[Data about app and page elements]
--------------------

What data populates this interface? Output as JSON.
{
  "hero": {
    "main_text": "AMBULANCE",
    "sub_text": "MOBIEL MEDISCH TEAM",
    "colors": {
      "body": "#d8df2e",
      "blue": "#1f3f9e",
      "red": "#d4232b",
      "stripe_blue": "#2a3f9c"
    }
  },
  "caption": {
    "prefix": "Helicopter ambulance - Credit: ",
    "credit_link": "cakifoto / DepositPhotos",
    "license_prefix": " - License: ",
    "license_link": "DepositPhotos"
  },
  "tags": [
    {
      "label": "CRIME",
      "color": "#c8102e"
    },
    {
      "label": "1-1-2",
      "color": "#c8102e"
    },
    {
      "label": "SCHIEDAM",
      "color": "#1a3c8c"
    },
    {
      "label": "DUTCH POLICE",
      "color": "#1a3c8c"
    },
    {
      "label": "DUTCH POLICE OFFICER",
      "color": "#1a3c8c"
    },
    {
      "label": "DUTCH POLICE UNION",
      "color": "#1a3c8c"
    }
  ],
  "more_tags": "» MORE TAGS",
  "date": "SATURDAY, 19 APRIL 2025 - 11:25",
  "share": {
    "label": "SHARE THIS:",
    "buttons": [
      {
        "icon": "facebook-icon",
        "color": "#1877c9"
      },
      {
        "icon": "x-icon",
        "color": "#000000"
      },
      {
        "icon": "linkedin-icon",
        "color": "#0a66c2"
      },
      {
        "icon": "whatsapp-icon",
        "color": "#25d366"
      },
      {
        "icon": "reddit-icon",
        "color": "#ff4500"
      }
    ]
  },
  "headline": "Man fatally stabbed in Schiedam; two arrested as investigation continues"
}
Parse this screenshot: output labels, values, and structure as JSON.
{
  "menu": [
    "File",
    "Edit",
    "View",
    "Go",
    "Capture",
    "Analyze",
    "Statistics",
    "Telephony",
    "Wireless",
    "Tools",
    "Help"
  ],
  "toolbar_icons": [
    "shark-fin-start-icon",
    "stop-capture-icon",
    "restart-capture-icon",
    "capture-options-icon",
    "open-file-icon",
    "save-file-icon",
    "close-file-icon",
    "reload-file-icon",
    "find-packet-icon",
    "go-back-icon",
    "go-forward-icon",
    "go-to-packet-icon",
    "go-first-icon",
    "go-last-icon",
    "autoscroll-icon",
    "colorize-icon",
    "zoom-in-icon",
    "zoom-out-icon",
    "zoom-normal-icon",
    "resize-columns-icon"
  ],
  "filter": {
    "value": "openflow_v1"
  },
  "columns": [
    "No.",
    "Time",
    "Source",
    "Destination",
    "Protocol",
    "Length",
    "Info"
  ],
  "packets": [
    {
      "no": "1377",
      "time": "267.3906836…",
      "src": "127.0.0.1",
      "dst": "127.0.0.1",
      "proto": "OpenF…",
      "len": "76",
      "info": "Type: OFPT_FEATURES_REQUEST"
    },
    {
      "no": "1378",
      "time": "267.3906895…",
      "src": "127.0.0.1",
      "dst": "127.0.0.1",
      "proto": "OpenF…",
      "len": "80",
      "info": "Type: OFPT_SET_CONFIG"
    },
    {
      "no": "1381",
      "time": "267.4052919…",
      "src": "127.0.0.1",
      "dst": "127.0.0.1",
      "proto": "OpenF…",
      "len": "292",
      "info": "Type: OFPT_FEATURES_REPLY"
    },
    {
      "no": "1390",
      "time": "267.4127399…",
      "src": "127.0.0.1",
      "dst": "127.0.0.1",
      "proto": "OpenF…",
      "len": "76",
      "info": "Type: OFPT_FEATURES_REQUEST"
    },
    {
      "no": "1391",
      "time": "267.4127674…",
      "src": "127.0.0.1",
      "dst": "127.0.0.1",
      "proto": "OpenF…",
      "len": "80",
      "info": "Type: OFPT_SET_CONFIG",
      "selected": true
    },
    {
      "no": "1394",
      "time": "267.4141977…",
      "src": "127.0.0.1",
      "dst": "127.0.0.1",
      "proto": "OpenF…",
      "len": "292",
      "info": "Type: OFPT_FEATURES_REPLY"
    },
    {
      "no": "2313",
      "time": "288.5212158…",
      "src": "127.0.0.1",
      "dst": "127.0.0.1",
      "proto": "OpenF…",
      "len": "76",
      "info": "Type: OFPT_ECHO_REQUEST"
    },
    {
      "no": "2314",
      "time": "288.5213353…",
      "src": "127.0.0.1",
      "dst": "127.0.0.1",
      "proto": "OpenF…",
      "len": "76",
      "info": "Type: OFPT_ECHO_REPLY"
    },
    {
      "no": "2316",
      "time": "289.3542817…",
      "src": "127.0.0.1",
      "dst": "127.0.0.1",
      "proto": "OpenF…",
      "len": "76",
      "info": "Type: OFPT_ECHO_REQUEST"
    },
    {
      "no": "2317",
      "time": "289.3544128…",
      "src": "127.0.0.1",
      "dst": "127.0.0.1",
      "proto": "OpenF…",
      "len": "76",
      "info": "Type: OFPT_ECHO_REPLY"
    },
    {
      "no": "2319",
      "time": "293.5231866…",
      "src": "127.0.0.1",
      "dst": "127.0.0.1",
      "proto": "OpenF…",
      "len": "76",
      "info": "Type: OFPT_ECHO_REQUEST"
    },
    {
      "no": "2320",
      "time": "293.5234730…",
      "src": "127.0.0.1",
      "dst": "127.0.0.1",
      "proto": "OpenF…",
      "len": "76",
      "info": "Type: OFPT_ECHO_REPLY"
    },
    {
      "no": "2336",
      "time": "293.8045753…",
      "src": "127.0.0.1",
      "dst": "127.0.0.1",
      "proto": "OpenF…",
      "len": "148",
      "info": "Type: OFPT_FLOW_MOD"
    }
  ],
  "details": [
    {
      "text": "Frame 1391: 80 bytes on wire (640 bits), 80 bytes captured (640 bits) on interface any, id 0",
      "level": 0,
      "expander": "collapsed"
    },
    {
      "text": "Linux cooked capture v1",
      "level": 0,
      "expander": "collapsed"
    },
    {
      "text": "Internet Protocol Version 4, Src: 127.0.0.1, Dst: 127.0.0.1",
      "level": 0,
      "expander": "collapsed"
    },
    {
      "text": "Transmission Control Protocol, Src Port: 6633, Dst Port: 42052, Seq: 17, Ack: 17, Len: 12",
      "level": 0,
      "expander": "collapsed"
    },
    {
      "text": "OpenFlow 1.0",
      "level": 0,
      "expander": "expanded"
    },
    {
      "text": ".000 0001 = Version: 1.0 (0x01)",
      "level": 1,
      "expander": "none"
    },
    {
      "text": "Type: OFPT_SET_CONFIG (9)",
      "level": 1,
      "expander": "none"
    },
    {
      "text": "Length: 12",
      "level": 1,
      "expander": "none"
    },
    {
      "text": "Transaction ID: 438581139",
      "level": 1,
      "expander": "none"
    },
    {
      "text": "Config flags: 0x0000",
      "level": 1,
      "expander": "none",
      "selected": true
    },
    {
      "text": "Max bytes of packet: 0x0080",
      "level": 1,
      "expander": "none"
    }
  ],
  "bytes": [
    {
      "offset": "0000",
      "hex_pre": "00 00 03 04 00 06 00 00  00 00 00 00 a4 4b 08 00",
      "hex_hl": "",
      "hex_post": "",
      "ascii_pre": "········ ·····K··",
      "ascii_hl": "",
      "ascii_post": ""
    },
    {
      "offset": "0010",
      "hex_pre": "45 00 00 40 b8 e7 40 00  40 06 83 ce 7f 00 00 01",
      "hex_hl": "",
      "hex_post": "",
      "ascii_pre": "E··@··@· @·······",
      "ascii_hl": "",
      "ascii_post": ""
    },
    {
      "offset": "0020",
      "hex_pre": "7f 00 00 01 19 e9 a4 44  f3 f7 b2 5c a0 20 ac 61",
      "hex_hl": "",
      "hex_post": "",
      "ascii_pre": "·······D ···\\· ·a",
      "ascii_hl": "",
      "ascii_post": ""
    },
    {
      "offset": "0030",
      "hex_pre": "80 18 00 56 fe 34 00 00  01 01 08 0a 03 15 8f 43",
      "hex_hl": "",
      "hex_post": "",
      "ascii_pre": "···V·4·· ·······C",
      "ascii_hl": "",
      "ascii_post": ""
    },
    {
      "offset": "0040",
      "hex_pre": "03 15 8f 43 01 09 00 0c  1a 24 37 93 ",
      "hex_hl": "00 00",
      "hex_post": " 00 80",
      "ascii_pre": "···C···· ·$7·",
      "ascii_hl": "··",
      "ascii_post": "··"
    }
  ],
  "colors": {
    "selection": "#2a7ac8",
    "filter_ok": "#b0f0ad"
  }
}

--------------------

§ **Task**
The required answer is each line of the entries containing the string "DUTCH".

§ **Answer area**
      "label": "DUTCH POLICE",
      "label": "DUTCH POLICE OFFICER",
      "label": "DUTCH POLICE UNION",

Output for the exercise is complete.